"We're seizing more and more evidence in digital form," QPS' Craig Weatherley. "The whole world has gone digital and we had to find a way to respond."
"In the child exploitation space, we treat every photograph essentially as a crime scene. Every photo is a child at risk. We leave no stone unturned in trying to identify that child victim and identify the perpetrator and to rescue that child from an further harm The more timely and effectively we can respond, that gives us a better way to identify and help victims."
The system uses EMC's Isilon storage system as its backbone, and only went live on 9 August. The initial configuration includes one petabyte of storage, but can be expanded if necessary.
1. Sometimes, you have to rebuild
The new system replaces a previous approach which had grown in an unplanned way in previous years. "Every organisation has probably gone through a reactive phase in trying to catch up," Weatherly said. "We've bolted on pieces of technology to try and keep up, but this is the first time we've got ahead of the game. Scalability was key. It allow us to grow as we collect more images and more digital evidence."
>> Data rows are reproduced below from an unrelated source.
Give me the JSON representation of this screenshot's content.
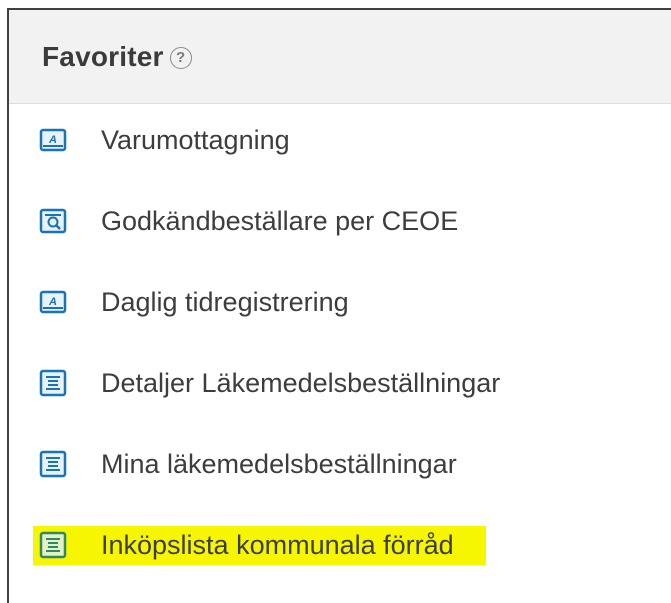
{
  "panel": {
    "title": "Favoriter",
    "help_glyph": "?"
  },
  "items": [
    {
      "label": "Varumottagning",
      "icon": "form-icon"
    },
    {
      "label": "Godkändbeställare per CEOE",
      "icon": "search-report-icon"
    },
    {
      "label": "Daglig tidregistrering",
      "icon": "form-icon"
    },
    {
      "label": "Detaljer Läkemedelsbeställningar",
      "icon": "list-report-icon"
    },
    {
      "label": "Mina läkemedelsbeställningar",
      "icon": "list-report-icon"
    },
    {
      "label": "Inköpslista kommunala förråd",
      "icon": "list-report-icon",
      "highlighted": true
    }
  ],
  "colors": {
    "icon_blue": "#1a73b5",
    "highlight": "#f6f600",
    "text": "#3d3d3d"
  }
}
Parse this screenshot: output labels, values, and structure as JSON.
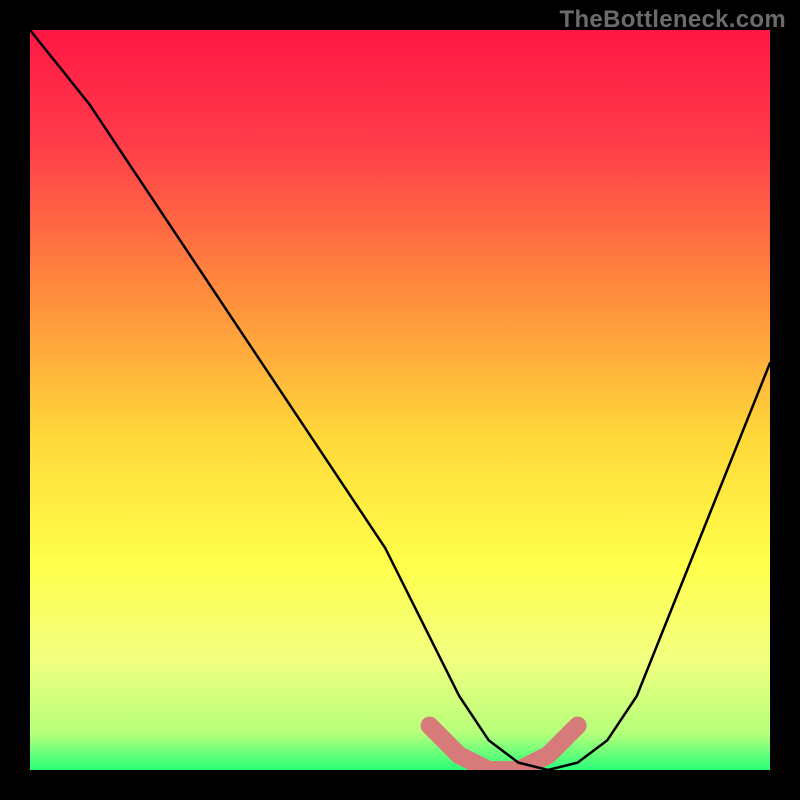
{
  "watermark": "TheBottleneck.com",
  "chart_data": {
    "type": "line",
    "title": "",
    "xlabel": "",
    "ylabel": "",
    "xlim": [
      0,
      100
    ],
    "ylim": [
      0,
      100
    ],
    "grid": false,
    "legend": false,
    "background_gradient": {
      "stops": [
        {
          "pos": 0.0,
          "color": "#ff1744"
        },
        {
          "pos": 0.15,
          "color": "#ff3b4a"
        },
        {
          "pos": 0.35,
          "color": "#ff8a3d"
        },
        {
          "pos": 0.55,
          "color": "#ffd83a"
        },
        {
          "pos": 0.72,
          "color": "#ffff4a"
        },
        {
          "pos": 0.85,
          "color": "#f2ff80"
        },
        {
          "pos": 0.95,
          "color": "#b6ff7a"
        },
        {
          "pos": 1.0,
          "color": "#2bff79"
        }
      ]
    },
    "series": [
      {
        "name": "bottleneck-curve",
        "stroke": "#000000",
        "x": [
          0,
          8,
          16,
          24,
          32,
          40,
          48,
          54,
          58,
          62,
          66,
          70,
          74,
          78,
          82,
          86,
          92,
          100
        ],
        "y": [
          100,
          90,
          78,
          66,
          54,
          42,
          30,
          18,
          10,
          4,
          1,
          0,
          1,
          4,
          10,
          20,
          35,
          55
        ]
      }
    ],
    "highlight": {
      "name": "bottom-band",
      "stroke": "#d67a7a",
      "thickness": 18,
      "x": [
        54,
        58,
        62,
        66,
        70,
        74
      ],
      "y": [
        6,
        2,
        0,
        0,
        2,
        6
      ]
    }
  }
}
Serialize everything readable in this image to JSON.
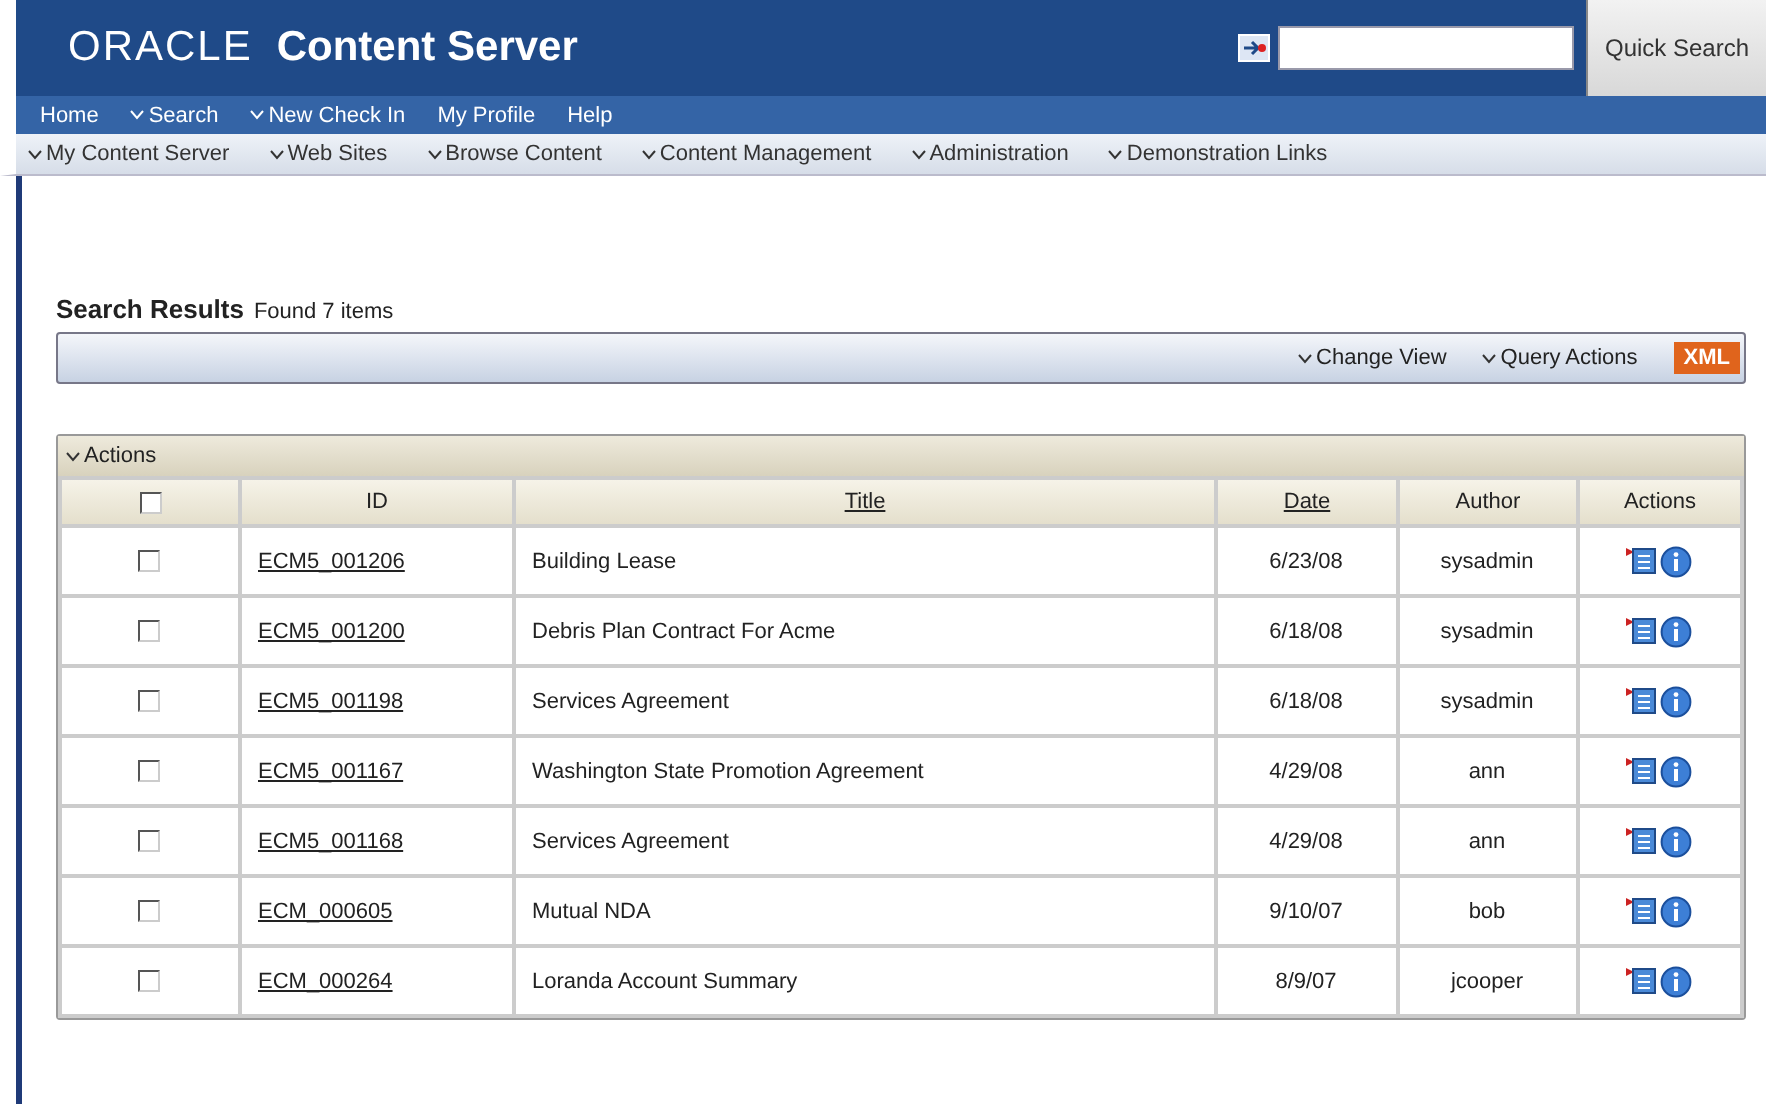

2. Networked storage is always more effective
In some previous cases, evidence had to be sent in physical form on USBs or as hard drives. "The timeliness was not there," Weatherley said. "With this we can piggyback onto the QPS network and access it straight away."
3. The cloud isn't always an option
Many companies looking to replace networked storage systems might consider a cloud-based solution, but that was never an option for QPS: the information is too sensitive and can't be accessible to third parties.
4. Archiving needs can be extremely long-term
"Records in child protection need to be kept for up to 75 years, especially if they're used in evidence in court," said QPS' George Marchesini. That's not to say the current system will still be in place, but all the data residing in it will need to migrate to its successor.
5. Faster systems can help staff
One of the key drivers for making the system more efficient is to ensure that investigators don't have to spend long periods classifying or handling extremely harrowing images. "If you're reducing that by 50 per cent or more, that's a big win," said Marchesini.